TASK BRIEF →
Match the word "reps". Return each line of the data below where it appears.

(Excerpts from an interface dataset)
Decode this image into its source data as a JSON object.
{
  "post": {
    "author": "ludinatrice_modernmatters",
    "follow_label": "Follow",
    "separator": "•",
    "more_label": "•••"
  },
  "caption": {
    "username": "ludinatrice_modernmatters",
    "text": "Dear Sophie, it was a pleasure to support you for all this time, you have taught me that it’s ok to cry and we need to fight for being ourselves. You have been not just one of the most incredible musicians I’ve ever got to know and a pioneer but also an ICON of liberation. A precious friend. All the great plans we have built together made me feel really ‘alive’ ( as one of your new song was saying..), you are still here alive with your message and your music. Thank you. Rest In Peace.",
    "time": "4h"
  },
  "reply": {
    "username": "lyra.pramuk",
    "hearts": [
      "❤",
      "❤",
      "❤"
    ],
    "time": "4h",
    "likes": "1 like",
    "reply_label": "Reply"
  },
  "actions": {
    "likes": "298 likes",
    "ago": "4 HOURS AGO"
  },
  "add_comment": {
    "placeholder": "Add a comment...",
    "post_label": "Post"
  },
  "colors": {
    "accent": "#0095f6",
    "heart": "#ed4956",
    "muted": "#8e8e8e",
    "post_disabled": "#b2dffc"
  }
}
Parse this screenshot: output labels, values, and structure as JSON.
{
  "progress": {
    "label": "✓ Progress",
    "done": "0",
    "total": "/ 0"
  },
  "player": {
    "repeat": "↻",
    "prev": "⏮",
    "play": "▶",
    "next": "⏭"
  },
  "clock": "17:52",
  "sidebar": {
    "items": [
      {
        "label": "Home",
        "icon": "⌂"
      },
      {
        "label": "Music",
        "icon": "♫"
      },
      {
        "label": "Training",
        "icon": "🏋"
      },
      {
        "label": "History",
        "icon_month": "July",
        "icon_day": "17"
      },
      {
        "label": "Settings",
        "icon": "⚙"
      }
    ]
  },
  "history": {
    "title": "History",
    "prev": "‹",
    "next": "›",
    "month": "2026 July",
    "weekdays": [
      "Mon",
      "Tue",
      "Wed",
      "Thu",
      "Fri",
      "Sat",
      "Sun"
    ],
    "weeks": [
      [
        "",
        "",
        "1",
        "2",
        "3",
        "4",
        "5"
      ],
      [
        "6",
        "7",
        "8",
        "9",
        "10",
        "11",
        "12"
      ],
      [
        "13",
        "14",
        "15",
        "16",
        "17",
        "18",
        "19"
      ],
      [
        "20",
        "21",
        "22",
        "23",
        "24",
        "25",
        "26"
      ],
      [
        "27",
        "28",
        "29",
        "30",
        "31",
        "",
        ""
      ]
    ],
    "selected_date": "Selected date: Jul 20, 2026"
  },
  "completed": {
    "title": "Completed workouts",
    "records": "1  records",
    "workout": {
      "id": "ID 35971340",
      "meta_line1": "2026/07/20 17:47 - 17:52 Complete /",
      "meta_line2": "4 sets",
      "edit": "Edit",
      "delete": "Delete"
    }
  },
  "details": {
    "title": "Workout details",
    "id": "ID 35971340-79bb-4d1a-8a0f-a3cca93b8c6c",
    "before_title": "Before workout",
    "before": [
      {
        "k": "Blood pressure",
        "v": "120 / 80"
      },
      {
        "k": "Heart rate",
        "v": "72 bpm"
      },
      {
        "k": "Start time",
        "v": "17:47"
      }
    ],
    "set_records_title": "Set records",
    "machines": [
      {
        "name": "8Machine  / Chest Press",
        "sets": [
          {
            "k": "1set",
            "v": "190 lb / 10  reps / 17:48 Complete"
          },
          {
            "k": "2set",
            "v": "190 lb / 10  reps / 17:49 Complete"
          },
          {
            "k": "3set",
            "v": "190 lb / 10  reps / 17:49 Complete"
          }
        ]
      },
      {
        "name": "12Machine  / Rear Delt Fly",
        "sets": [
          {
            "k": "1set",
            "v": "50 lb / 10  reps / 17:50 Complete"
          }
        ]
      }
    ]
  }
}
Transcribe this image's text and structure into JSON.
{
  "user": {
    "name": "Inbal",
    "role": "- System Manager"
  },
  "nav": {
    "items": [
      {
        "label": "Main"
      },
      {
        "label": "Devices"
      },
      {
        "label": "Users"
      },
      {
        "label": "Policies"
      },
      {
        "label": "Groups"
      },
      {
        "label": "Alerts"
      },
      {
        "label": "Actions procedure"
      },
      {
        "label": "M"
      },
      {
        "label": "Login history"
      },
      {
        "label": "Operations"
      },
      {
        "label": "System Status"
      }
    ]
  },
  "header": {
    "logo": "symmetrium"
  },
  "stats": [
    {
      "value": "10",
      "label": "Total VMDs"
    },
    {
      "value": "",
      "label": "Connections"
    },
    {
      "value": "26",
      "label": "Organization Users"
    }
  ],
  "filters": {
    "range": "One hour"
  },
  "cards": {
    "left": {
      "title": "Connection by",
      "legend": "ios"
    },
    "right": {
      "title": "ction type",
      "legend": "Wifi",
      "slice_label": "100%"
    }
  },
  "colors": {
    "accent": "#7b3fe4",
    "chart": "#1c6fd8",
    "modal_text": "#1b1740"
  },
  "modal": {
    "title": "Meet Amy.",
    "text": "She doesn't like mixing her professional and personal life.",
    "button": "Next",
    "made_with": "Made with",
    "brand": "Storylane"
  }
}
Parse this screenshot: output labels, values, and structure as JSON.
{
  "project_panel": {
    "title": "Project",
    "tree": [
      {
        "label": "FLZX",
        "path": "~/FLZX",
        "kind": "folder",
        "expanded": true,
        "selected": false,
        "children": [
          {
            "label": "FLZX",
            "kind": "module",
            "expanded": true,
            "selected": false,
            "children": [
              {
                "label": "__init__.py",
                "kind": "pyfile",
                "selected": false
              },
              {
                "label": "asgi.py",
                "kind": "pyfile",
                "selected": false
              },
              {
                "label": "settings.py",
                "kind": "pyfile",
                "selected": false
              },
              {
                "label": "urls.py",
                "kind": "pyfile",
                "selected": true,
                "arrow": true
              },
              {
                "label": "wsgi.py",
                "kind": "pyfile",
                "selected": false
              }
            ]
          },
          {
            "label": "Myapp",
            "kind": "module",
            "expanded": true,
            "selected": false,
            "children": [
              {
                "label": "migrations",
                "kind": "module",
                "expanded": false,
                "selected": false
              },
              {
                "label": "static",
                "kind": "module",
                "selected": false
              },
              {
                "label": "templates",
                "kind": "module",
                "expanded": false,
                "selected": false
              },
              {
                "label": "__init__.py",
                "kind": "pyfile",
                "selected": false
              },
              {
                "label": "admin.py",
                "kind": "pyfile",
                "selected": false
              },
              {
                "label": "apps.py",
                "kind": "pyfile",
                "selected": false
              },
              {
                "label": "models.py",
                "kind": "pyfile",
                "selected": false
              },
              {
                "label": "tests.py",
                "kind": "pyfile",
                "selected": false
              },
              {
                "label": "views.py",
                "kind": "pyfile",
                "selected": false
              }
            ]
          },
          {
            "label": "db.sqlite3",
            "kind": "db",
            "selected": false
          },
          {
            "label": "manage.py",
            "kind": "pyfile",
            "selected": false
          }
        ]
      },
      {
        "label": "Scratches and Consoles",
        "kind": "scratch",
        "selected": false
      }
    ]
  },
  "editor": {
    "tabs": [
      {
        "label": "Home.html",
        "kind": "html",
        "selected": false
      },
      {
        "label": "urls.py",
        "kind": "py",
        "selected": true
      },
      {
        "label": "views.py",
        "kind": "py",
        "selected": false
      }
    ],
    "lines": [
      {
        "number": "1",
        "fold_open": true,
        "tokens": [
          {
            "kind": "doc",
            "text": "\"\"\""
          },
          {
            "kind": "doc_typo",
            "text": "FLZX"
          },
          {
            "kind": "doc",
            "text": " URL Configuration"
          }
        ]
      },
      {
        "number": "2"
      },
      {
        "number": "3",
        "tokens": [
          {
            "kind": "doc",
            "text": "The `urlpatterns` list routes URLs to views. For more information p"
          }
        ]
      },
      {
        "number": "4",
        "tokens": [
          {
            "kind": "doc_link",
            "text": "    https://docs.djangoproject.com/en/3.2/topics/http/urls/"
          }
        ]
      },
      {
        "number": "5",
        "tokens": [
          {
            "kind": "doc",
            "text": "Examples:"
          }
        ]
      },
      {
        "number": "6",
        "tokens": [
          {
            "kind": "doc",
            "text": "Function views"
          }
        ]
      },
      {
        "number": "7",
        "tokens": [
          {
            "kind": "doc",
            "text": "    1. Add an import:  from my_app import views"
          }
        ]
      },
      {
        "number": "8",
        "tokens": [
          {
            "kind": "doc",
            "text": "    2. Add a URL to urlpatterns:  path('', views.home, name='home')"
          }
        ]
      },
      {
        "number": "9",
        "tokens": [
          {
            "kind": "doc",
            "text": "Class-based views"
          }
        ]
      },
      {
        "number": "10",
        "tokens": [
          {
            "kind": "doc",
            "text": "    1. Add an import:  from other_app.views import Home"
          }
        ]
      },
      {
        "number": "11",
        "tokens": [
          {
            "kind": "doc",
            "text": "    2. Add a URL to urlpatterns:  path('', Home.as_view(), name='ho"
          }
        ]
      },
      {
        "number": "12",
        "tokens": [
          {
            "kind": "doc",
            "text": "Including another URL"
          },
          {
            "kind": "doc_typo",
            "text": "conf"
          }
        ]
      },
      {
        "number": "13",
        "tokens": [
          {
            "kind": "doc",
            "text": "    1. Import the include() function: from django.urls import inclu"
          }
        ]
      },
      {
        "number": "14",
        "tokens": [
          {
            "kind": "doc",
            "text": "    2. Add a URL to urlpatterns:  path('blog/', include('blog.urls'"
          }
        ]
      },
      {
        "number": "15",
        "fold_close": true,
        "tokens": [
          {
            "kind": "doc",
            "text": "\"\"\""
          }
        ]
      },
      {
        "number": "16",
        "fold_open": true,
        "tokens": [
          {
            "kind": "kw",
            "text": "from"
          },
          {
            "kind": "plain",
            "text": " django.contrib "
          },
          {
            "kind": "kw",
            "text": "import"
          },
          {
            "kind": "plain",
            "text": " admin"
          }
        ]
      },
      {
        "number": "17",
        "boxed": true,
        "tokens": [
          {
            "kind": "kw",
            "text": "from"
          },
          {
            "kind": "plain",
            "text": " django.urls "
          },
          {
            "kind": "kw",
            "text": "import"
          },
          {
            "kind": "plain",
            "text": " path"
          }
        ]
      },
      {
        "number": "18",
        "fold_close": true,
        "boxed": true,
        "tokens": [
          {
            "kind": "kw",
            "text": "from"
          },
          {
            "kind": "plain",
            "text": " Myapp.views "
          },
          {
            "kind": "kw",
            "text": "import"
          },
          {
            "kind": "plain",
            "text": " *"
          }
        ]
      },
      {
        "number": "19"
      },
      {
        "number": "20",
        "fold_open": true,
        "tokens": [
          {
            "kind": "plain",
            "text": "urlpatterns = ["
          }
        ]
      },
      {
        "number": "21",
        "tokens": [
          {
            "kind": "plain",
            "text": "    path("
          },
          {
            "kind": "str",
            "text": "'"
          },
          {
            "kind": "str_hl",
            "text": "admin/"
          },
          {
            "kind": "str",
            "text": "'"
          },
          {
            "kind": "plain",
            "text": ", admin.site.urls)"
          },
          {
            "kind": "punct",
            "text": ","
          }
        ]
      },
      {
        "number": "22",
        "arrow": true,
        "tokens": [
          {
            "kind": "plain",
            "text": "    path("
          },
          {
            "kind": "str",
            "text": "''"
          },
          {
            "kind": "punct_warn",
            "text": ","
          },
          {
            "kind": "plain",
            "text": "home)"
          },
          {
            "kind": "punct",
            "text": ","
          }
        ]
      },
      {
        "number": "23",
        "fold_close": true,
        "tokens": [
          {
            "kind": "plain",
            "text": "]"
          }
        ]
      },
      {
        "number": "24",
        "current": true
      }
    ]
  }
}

TASK RESPONSE →
            "v": "190 lb / 10  reps / 17:48 Complete"
            "v": "190 lb / 10  reps / 17:49 Complete"
            "v": "190 lb / 10  reps / 17:49 Complete"
            "v": "50 lb / 10  reps / 17:50 Complete"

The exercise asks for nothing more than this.